      The New Corporation uses The Unfortunately Necessary Sequel as its subtitle, and honestly I wouldn’t have blamed them if the filmmakers—UBC law professor Joel Bakan and documentarian Jennifer Abbott—had just gone with We Told You So instead.

      They did tell us, 17 years ago, that entities dedicated to inflating their own profits at the expense of everything and anything else would inevitably roll over everything and everyone in their way; The Corporation, which Abbott and Mark Achbar directed using Bakan’s book of the same name as its base, concluded that if the modern corporation was put through a psychological assessment, it’d be diagnosed a psychopath.

      And now, here we are in 2020 and the psychopaths have won.
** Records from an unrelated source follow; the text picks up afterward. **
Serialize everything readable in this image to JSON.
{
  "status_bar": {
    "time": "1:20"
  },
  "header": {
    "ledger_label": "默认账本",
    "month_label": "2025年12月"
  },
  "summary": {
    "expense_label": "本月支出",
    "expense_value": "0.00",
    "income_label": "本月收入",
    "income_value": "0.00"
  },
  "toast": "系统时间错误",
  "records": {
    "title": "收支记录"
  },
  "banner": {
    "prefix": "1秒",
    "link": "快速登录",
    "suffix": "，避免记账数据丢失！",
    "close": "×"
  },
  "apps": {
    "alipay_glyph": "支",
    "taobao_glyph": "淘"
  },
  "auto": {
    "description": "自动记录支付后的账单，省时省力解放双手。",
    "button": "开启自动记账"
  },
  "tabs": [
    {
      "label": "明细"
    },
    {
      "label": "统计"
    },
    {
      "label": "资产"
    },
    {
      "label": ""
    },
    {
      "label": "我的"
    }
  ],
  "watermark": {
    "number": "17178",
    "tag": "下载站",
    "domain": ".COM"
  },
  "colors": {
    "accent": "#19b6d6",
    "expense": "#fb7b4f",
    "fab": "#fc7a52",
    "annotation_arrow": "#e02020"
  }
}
With a brisk efficiency, The New Corporation guides us through the ensuing years of economic collapses and global decay, as corporations continue to pursue their domination of both the physical and virtual world.

      The election of Donald Trump, who himself ticks a lot of boxes on that psychopath test, wasn’t even the apex of things; now we’re in the middle of a global pandemic, the spread of which was and continues to be encouraged by people who’ve been turned against science by conspiracy theories on Facebook.

      Abbott and Bakan build their case out of news footage, repurposed promotional material, and interviews with dozens of experts (among them journalist Chris Hedges, political commentator Heather McGhee, and Bill Clinton’s secretary of labor Robert Reich), shaping their presentation through a measured voiceover supplied by the filmmaker Charles Officer. It’s especially interesting to see the filmmakers incorporate COVID-19 into their narrative as both a technical obstacle to be worked through and the inevitable result of corporate disregard for public health.

      There’s not a lot of new information here, but the organization is thoughtful and pointed, summing up two decades of immoral, destructive conduct by businesses whose CEOs understand that any fines that might be levied against them for their actions are worth paying, given the massive profits those actions will create.

      And yes, this furious anti-corporate documentary counts Rogers and Bell among its production partners. That’s 2020 for you.